- [Your instructions] Write out the records below word for word, please.

- [Data for analysis]

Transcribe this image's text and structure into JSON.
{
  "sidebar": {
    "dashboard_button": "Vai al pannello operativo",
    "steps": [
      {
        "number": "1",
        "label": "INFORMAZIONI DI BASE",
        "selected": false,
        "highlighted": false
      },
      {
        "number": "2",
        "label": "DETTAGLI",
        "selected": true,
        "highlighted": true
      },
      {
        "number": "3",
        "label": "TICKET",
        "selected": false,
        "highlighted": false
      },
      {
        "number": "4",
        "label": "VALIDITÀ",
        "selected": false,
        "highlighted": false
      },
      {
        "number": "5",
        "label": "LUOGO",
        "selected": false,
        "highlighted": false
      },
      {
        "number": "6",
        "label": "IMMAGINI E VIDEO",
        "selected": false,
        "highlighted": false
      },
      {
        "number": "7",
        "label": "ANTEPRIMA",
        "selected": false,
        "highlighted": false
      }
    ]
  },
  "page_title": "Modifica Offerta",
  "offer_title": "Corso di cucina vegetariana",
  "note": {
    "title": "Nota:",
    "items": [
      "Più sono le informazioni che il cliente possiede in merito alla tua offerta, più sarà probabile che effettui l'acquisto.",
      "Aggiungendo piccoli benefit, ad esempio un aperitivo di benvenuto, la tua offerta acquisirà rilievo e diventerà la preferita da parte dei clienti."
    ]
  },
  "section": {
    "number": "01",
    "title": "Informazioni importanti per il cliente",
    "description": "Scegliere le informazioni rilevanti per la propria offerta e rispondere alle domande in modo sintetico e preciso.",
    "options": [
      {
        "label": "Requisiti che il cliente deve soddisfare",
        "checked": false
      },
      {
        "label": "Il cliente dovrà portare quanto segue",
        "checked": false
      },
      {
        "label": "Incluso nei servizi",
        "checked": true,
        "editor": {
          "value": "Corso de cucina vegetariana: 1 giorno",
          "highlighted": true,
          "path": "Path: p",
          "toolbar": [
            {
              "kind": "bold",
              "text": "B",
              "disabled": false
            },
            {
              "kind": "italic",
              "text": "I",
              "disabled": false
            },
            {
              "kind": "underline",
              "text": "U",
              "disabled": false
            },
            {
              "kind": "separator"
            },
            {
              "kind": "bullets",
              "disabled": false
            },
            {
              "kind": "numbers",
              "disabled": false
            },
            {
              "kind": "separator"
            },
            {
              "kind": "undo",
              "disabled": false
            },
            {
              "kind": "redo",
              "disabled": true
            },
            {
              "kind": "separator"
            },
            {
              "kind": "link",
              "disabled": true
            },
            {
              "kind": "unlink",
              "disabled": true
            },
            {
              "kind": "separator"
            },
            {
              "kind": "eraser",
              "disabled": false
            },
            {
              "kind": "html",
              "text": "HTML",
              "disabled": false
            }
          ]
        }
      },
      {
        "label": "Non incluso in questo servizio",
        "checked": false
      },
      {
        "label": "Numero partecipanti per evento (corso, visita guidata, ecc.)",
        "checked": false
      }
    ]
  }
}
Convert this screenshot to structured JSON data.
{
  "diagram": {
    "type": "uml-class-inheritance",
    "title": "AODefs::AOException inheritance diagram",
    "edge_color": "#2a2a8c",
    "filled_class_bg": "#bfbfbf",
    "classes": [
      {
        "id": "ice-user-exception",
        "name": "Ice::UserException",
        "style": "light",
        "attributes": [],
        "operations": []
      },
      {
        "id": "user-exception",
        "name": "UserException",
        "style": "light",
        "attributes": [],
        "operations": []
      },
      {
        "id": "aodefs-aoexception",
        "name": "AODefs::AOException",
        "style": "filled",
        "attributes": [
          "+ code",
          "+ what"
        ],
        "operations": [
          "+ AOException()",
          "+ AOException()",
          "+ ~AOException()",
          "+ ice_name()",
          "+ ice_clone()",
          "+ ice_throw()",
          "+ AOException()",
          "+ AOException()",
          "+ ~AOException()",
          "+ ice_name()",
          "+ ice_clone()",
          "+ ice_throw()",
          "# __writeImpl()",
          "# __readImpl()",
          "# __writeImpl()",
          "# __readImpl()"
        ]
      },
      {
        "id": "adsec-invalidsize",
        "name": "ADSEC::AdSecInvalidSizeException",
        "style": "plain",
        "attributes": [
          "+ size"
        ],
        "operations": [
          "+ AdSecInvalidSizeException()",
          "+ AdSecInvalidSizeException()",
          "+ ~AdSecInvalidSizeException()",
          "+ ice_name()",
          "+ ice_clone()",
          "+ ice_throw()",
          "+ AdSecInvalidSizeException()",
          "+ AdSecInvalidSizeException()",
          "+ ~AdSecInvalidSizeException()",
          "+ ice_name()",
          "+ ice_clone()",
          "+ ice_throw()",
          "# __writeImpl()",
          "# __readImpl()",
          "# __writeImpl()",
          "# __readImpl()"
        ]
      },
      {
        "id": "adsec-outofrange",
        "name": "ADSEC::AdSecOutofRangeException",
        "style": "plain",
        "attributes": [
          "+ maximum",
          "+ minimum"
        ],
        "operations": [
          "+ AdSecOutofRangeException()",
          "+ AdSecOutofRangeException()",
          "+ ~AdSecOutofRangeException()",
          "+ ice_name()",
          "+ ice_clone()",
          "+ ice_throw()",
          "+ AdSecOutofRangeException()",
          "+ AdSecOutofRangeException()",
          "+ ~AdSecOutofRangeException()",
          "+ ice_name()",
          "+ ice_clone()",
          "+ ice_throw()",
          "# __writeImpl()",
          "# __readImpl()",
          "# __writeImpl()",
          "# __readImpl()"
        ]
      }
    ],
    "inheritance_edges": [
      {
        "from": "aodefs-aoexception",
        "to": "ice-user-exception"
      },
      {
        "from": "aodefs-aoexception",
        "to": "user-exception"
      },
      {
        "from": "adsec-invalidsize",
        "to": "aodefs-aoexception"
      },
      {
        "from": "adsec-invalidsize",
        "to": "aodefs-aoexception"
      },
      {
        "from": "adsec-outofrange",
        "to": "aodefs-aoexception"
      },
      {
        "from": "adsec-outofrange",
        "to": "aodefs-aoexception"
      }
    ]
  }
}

- [Result of this exercise]
Transcribe this image's text and structure into JSON.
{
  "sidebar": {
    "dashboard_button": "Vai al pannello operativo",
    "steps": [
      {
        "number": "1",
        "label": "INFORMAZIONI DI BASE",
        "selected": false,
        "highlighted": false
      },
      {
        "number": "2",
        "label": "DETTAGLI",
        "selected": true,
        "highlighted": true
      },
      {
        "number": "3",
        "label": "TICKET",
        "selected": false,
        "highlighted": false
      },
      {
        "number": "4",
        "label": "VALIDITÀ",
        "selected": false,
        "highlighted": false
      },
      {
        "number": "5",
        "label": "LUOGO",
        "selected": false,
        "highlighted": false
      },
      {
        "number": "6",
        "label": "IMMAGINI E VIDEO",
        "selected": false,
        "highlighted": false
      },
      {
        "number": "7",
        "label": "ANTEPRIMA",
        "selected": false,
        "highlighted": false
      }
    ]
  },
  "page_title": "Modifica Offerta",
  "offer_title": "Corso di cucina vegetariana",
  "note": {
    "title": "Nota:",
    "items": [
      "Più sono le informazioni che il cliente possiede in merito alla tua offerta, più sarà probabile che effettui l'acquisto.",
      "Aggiungendo piccoli benefit, ad esempio un aperitivo di benvenuto, la tua offerta acquisirà rilievo e diventerà la preferita da parte dei clienti."
    ]
  },
  "section": {
    "number": "01",
    "title": "Informazioni importanti per il cliente",
    "description": "Scegliere le informazioni rilevanti per la propria offerta e rispondere alle domande in modo sintetico e preciso.",
    "options": [
      {
        "label": "Requisiti che il cliente deve soddisfare",
        "checked": false
      },
      {
        "label": "Il cliente dovrà portare quanto segue",
        "checked": false
      },
      {
        "label": "Incluso nei servizi",
        "checked": true,
        "editor": {
          "value": "Corso de cucina vegetariana: 1 giorno",
          "highlighted": true,
          "path": "Path: p",
          "toolbar": [
            {
              "kind": "bold",
              "text": "B",
              "disabled": false
            },
            {
              "kind": "italic",
              "text": "I",
              "disabled": false
            },
            {
              "kind": "underline",
              "text": "U",
              "disabled": false
            },
            {
              "kind": "separator"
            },
            {
              "kind": "bullets",
              "disabled": false
            },
            {
              "kind": "numbers",
              "disabled": false
            },
            {
              "kind": "separator"
            },
            {
              "kind": "undo",
              "disabled": false
            },
            {
              "kind": "redo",
              "disabled": true
            },
            {
              "kind": "separator"
            },
            {
              "kind": "link",
              "disabled": true
            },
            {
              "kind": "unlink",
              "disabled": true
            },
            {
              "kind": "separator"
            },
            {
              "kind": "eraser",
              "disabled": false
            },
            {
              "kind": "html",
              "text": "HTML",
              "disabled": false
            }
          ]
        }
      },
      {
        "label": "Non incluso in questo servizio",
        "checked": false
      },
      {
        "label": "Numero partecipanti per evento (corso, visita guidata, ecc.)",
        "checked": false
      }
    ]
  }
}
Convert this screenshot to structured JSON data.
{
  "diagram": {
    "type": "uml-class-inheritance",
    "title": "AODefs::AOException inheritance diagram",
    "edge_color": "#2a2a8c",
    "filled_class_bg": "#bfbfbf",
    "classes": [
      {
        "id": "ice-user-exception",
        "name": "Ice::UserException",
        "style": "light",
        "attributes": [],
        "operations": []
      },
      {
        "id": "user-exception",
        "name": "UserException",
        "style": "light",
        "attributes": [],
        "operations": []
      },
      {
        "id": "aodefs-aoexception",
        "name": "AODefs::AOException",
        "style": "filled",
        "attributes": [
          "+ code",
          "+ what"
        ],
        "operations": [
          "+ AOException()",
          "+ AOException()",
          "+ ~AOException()",
          "+ ice_name()",
          "+ ice_clone()",
          "+ ice_throw()",
          "+ AOException()",
          "+ AOException()",
          "+ ~AOException()",
          "+ ice_name()",
          "+ ice_clone()",
          "+ ice_throw()",
          "# __writeImpl()",
          "# __readImpl()",
          "# __writeImpl()",
          "# __readImpl()"
        ]
      },
      {
        "id": "adsec-invalidsize",
        "name": "ADSEC::AdSecInvalidSizeException",
        "style": "plain",
        "attributes": [
          "+ size"
        ],
        "operations": [
          "+ AdSecInvalidSizeException()",
          "+ AdSecInvalidSizeException()",
          "+ ~AdSecInvalidSizeException()",
          "+ ice_name()",
          "+ ice_clone()",
          "+ ice_throw()",
          "+ AdSecInvalidSizeException()",
          "+ AdSecInvalidSizeException()",
          "+ ~AdSecInvalidSizeException()",
          "+ ice_name()",
          "+ ice_clone()",
          "+ ice_throw()",
          "# __writeImpl()",
          "# __readImpl()",
          "# __writeImpl()",
          "# __readImpl()"
        ]
      },
      {
        "id": "adsec-outofrange",
        "name": "ADSEC::AdSecOutofRangeException",
        "style": "plain",
        "attributes": [
          "+ maximum",
          "+ minimum"
        ],
        "operations": [
          "+ AdSecOutofRangeException()",
          "+ AdSecOutofRangeException()",
          "+ ~AdSecOutofRangeException()",
          "+ ice_name()",
          "+ ice_clone()",
          "+ ice_throw()",
          "+ AdSecOutofRangeException()",
          "+ AdSecOutofRangeException()",
          "+ ~AdSecOutofRangeException()",
          "+ ice_name()",
          "+ ice_clone()",
          "+ ice_throw()",
          "# __writeImpl()",
          "# __readImpl()",
          "# __writeImpl()",
          "# __readImpl()"
        ]
      }
    ],
    "inheritance_edges": [
      {
        "from": "aodefs-aoexception",
        "to": "ice-user-exception"
      },
      {
        "from": "aodefs-aoexception",
        "to": "user-exception"
      },
      {
        "from": "adsec-invalidsize",
        "to": "aodefs-aoexception"
      },
      {
        "from": "adsec-invalidsize",
        "to": "aodefs-aoexception"
      },
      {
        "from": "adsec-outofrange",
        "to": "aodefs-aoexception"
      },
      {
        "from": "adsec-outofrange",
        "to": "aodefs-aoexception"
      }
    ]
  }
}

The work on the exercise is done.